Republicans argue that forcing consumers to purchase different plans violates President Obama's pledge that people who like their healthcare coverage can keep it. The changes impose higher costs on those who can least afford it, critics say.

Most people who see their premiums rise will get help from the federal government to help cover the additional costs, according to Thursday's survey, which was conducted by the Milliman consulting firm on behalf of Center Forward.

The healthcare law establishes new insurance exchanges in each state. The exchanges are primarily for people who buy coverage on their own, rather than purchasing insurance through an employer. 

People in the individual market currently tend to choose policies that don't offer much coverage and carry high out-of-pocket costs for the services they do cover, according to Milliman's research. 

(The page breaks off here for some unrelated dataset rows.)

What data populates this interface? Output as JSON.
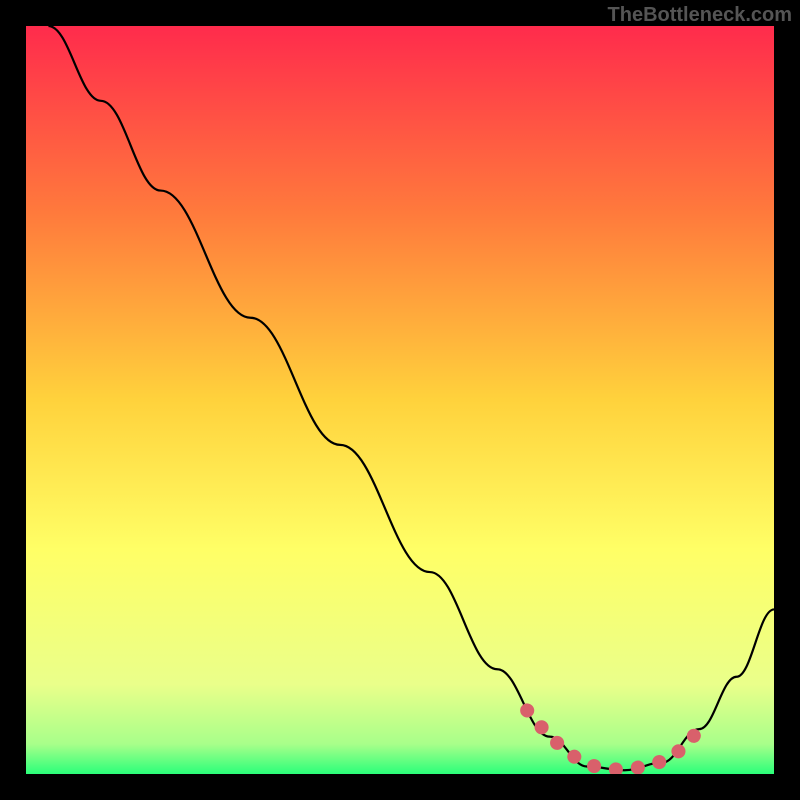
{
  "watermark": "TheBottleneck.com",
  "chart_data": {
    "type": "line",
    "title": "",
    "xlabel": "",
    "ylabel": "",
    "xlim": [
      0,
      100
    ],
    "ylim": [
      0,
      100
    ],
    "gradient_stops": [
      {
        "offset": 0,
        "color": "#ff2b4c"
      },
      {
        "offset": 25,
        "color": "#ff7a3c"
      },
      {
        "offset": 50,
        "color": "#ffd23c"
      },
      {
        "offset": 70,
        "color": "#ffff66"
      },
      {
        "offset": 88,
        "color": "#eaff8a"
      },
      {
        "offset": 96,
        "color": "#a8ff8a"
      },
      {
        "offset": 100,
        "color": "#2bff7a"
      }
    ],
    "series": [
      {
        "name": "curve",
        "color": "#000000",
        "points": [
          {
            "x": 3,
            "y": 100
          },
          {
            "x": 10,
            "y": 90
          },
          {
            "x": 18,
            "y": 78
          },
          {
            "x": 30,
            "y": 61
          },
          {
            "x": 42,
            "y": 44
          },
          {
            "x": 54,
            "y": 27
          },
          {
            "x": 63,
            "y": 14
          },
          {
            "x": 70,
            "y": 5
          },
          {
            "x": 75,
            "y": 1
          },
          {
            "x": 80,
            "y": 0.5
          },
          {
            "x": 85,
            "y": 1.5
          },
          {
            "x": 90,
            "y": 6
          },
          {
            "x": 95,
            "y": 13
          },
          {
            "x": 100,
            "y": 22
          }
        ]
      },
      {
        "name": "highlight-dots",
        "color": "#d9606b",
        "points": [
          {
            "x": 67,
            "y": 8.5
          },
          {
            "x": 70,
            "y": 5
          },
          {
            "x": 73,
            "y": 2.5
          },
          {
            "x": 75,
            "y": 1.3
          },
          {
            "x": 77,
            "y": 0.8
          },
          {
            "x": 79,
            "y": 0.6
          },
          {
            "x": 81,
            "y": 0.7
          },
          {
            "x": 83,
            "y": 1.1
          },
          {
            "x": 85,
            "y": 1.7
          },
          {
            "x": 88,
            "y": 3.5
          },
          {
            "x": 90,
            "y": 6
          }
        ]
      }
    ]
  }
}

The firm analyzed the individual markets in six states with varying degrees of regulation already in place. In New Jersey, where insurance is already highly regulated, the healthcare law won't lead to much of a premium hike at all — in fact, consumers could see their costs fall by as much as 25 percent.

But in states that don't already restrict meager insurance policies, the healthcare law could have a bigger impact. In Florida and Ohio, premiums for one of the cheapest individual policies allowed under ObamaCare could cost upwards of 50 percent more than the more bare-bones plans available now.

Across the six states studied, 40 to 60 percent of people on the individual market will be eligible for subsidies to help offset the cost of insurance, Milliman found.

The law provides subsidies, based on income, to help cover premiums, as well as separate subsidies to defray out-of-pocket costs. Even if underlying premiums rise, many people will see their own costs fall because of the help they'll get from subsidies, Milliman said.